## What to do
All of the entries below should be returned verbatim, apart from the pictures.

____ Supplied material

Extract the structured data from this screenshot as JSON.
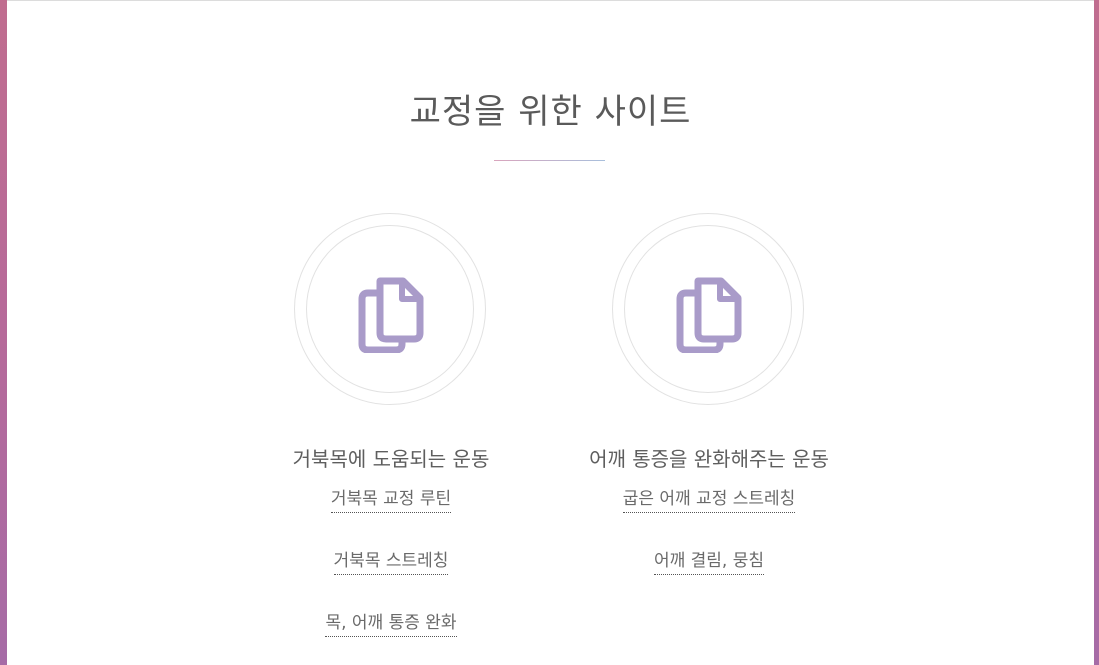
{
  "title": "교정을 위한 사이트",
  "colors": {
    "icon": "#a99bc9",
    "text": "#5e5e5e",
    "frame_left": "#c06d8f",
    "frame_right": "#a66ba6"
  },
  "columns": [
    {
      "icon": "copy-icon",
      "heading": "거북목에 도움되는 운동",
      "links": [
        "거북목 교정 루틴",
        "거북목 스트레칭",
        "목, 어깨 통증 완화"
      ]
    },
    {
      "icon": "copy-icon",
      "heading": "어깨 통증을 완화해주는 운동",
      "links": [
        "굽은 어깨 교정 스트레칭",
        "어깨 결림, 뭉침"
      ]
    }
  ]
}
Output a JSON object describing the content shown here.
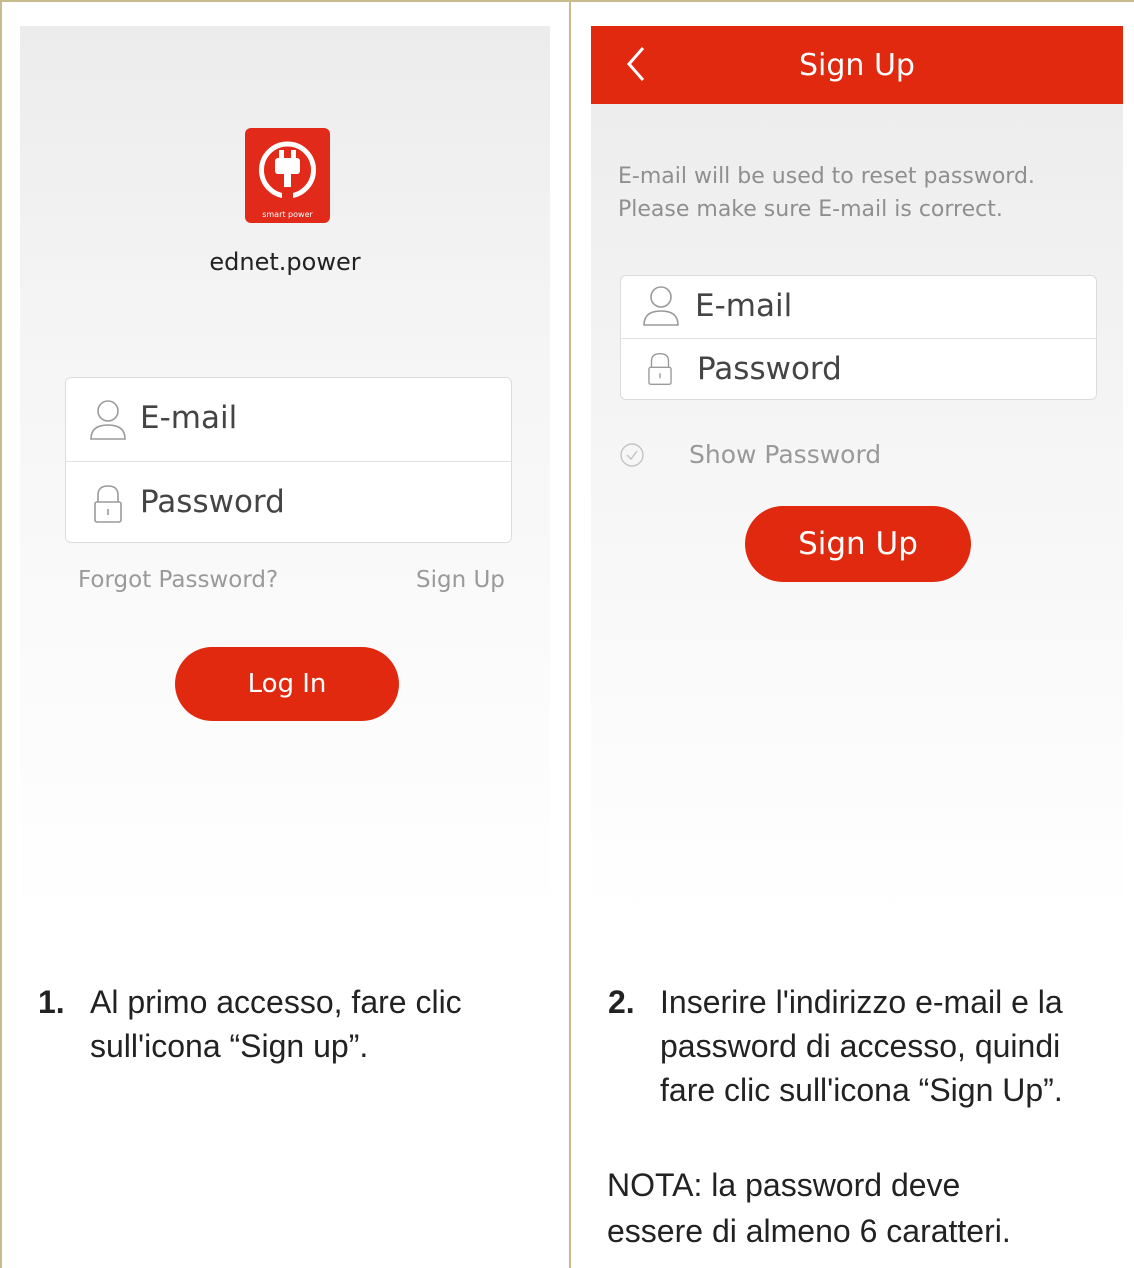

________

## Answer to the problem
Extract the structured data from this screenshot as JSON.
{
  "title": "교정을 위한 사이트",
  "colors": {
    "icon": "#a99bc9",
    "text": "#5e5e5e",
    "frame_left": "#c06d8f",
    "frame_right": "#a66ba6"
  },
  "columns": [
    {
      "icon": "copy-icon",
      "heading": "거북목에 도움되는 운동",
      "links": [
        "거북목 교정 루틴",
        "거북목 스트레칭",
        "목, 어깨 통증 완화"
      ]
    },
    {
      "icon": "copy-icon",
      "heading": "어깨 통증을 완화해주는 운동",
      "links": [
        "굽은 어깨 교정 스트레칭",
        "어깨 결림, 뭉침"
      ]
    }
  ]
}
Output a JSON object describing the content shown here.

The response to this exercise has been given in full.